→ **Prompt**
Across the entries that follow, count each line holding "example" and state the total alone.

(Excerpts from an interface dataset)

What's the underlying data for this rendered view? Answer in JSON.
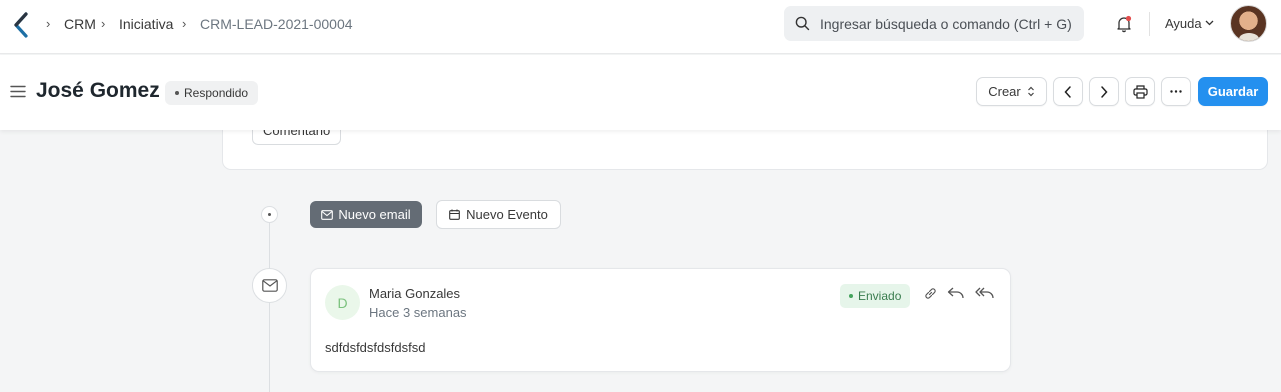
{
  "navbar": {
    "breadcrumbs": [
      "CRM",
      "Iniciativa",
      "CRM-LEAD-2021-00004"
    ],
    "search_placeholder": "Ingresar búsqueda o comando (Ctrl + G)",
    "help_label": "Ayuda"
  },
  "page": {
    "title": "José Gomez",
    "status": "Respondido",
    "create_label": "Crear",
    "save_label": "Guardar"
  },
  "comment_label": "Comentario",
  "timeline": {
    "new_email_label": "Nuevo email",
    "new_event_label": "Nuevo Evento"
  },
  "email": {
    "avatar_initial": "D",
    "sender": "Maria Gonzales",
    "time": "Hace 3 semanas",
    "status": "Enviado",
    "body": "sdfdsfdsfdsfdsfsd"
  },
  "colors": {
    "primary": "#2490ef",
    "sent_bg": "#e6f5ea",
    "sent_text": "#3a7d4f"
  }
}
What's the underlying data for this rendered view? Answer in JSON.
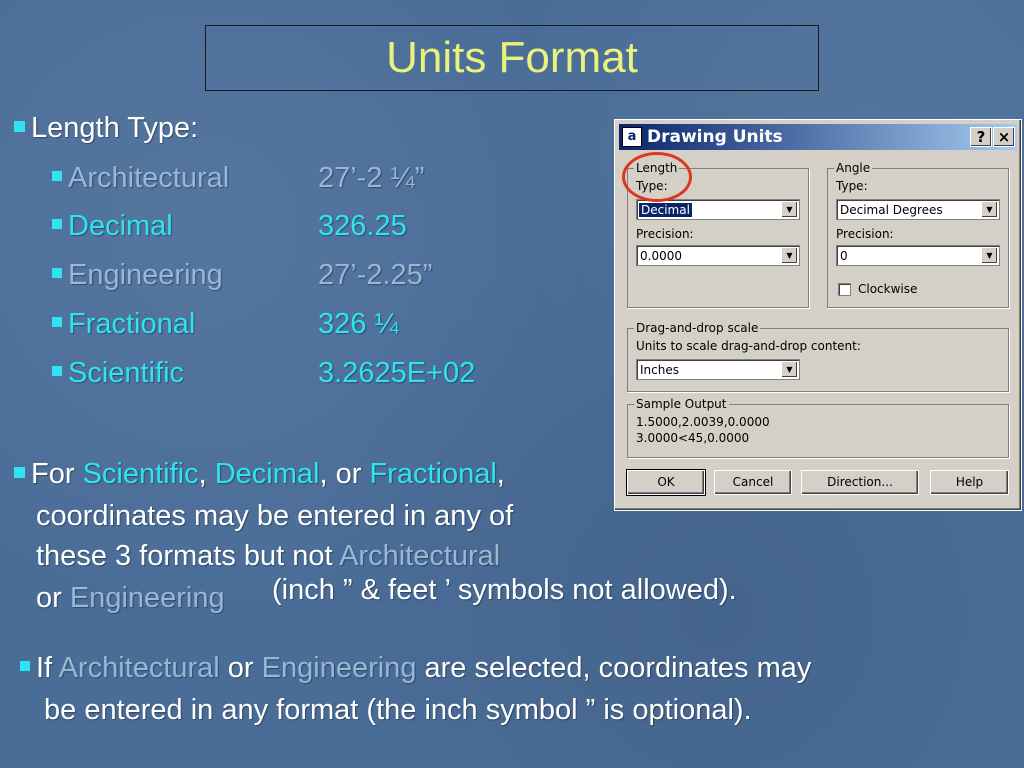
{
  "slide": {
    "title": "Units Format",
    "length_type_heading": "Length Type:",
    "length_types": [
      {
        "name": "Architectural",
        "example": "27’-2 ¼”"
      },
      {
        "name": "Decimal",
        "example": "326.25"
      },
      {
        "name": "Engineering",
        "example": "27’-2.25”"
      },
      {
        "name": "Fractional",
        "example": "326 ¼"
      },
      {
        "name": "Scientific",
        "example": "3.2625E+02"
      }
    ],
    "para1": {
      "for": "For ",
      "scientific": "Scientific",
      "comma1": ", ",
      "decimal": "Decimal",
      "or1": ", or ",
      "fractional": "Fractional",
      "comma2": ",",
      "line2": "coordinates may be entered in any of",
      "line3a": "these 3 formats but not ",
      "architectural": "Architectural",
      "line4a": "or ",
      "engineering": "Engineering",
      "line4b": "(inch ” & feet ’ symbols not allowed)."
    },
    "para2": {
      "if": "If ",
      "architectural": "Architectural",
      "or": " or ",
      "engineering": "Engineering",
      "rest1": " are selected, coordinates may",
      "line2": "be entered in any format (the inch symbol ” is optional)."
    }
  },
  "dialog": {
    "title": "Drawing Units",
    "help_btn": "?",
    "close_btn": "×",
    "length_group": "Length",
    "length_type_label": "Type:",
    "length_type_value": "Decimal",
    "length_precision_label": "Precision:",
    "length_precision_value": "0.0000",
    "angle_group": "Angle",
    "angle_type_label": "Type:",
    "angle_type_value": "Decimal Degrees",
    "angle_precision_label": "Precision:",
    "angle_precision_value": "0",
    "clockwise_label": "Clockwise",
    "dnd_group": "Drag-and-drop scale",
    "dnd_label": "Units to scale drag-and-drop content:",
    "dnd_value": "Inches",
    "sample_group": "Sample Output",
    "sample_line1": "1.5000,2.0039,0.0000",
    "sample_line2": "3.0000<45,0.0000",
    "ok": "OK",
    "cancel": "Cancel",
    "direction": "Direction...",
    "help": "Help"
  },
  "colors": {
    "background": "#4a6d98",
    "title": "#e9f27a",
    "highlight": "#2ee3f2",
    "dim_term": "#95b7d8",
    "annotation_circle": "#e0361c"
  }
}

→ **Output of the task**
5